[Work instruction] Working from the records beneath this line, reproduce each one exactly.

[Data to process]
^^^^^^^^^^^^^^^^

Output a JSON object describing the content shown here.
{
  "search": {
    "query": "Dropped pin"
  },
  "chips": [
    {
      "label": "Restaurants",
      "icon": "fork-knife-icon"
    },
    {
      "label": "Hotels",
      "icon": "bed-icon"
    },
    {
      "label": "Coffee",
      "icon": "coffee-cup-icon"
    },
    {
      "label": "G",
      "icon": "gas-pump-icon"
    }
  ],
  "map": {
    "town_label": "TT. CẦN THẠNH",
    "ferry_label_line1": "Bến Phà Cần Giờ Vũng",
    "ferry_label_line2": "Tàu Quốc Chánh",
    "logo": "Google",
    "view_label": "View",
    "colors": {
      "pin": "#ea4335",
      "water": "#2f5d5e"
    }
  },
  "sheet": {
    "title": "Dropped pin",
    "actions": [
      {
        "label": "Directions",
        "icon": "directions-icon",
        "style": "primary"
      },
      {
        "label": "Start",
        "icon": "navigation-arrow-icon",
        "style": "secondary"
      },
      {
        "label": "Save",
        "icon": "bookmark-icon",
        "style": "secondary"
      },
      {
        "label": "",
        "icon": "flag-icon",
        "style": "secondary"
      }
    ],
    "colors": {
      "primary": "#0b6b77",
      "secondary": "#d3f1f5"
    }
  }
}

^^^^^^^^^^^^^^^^

[Task output]
Output a JSON object describing the content shown here.
{
  "search": {
    "query": "Dropped pin"
  },
  "chips": [
    {
      "label": "Restaurants",
      "icon": "fork-knife-icon"
    },
    {
      "label": "Hotels",
      "icon": "bed-icon"
    },
    {
      "label": "Coffee",
      "icon": "coffee-cup-icon"
    },
    {
      "label": "G",
      "icon": "gas-pump-icon"
    }
  ],
  "map": {
    "town_label": "TT. CẦN THẠNH",
    "ferry_label_line1": "Bến Phà Cần Giờ Vũng",
    "ferry_label_line2": "Tàu Quốc Chánh",
    "logo": "Google",
    "view_label": "View",
    "colors": {
      "pin": "#ea4335",
      "water": "#2f5d5e"
    }
  },
  "sheet": {
    "title": "Dropped pin",
    "actions": [
      {
        "label": "Directions",
        "icon": "directions-icon",
        "style": "primary"
      },
      {
        "label": "Start",
        "icon": "navigation-arrow-icon",
        "style": "secondary"
      },
      {
        "label": "Save",
        "icon": "bookmark-icon",
        "style": "secondary"
      },
      {
        "label": "",
        "icon": "flag-icon",
        "style": "secondary"
      }
    ],
    "colors": {
      "primary": "#0b6b77",
      "secondary": "#d3f1f5"
    }
  }
}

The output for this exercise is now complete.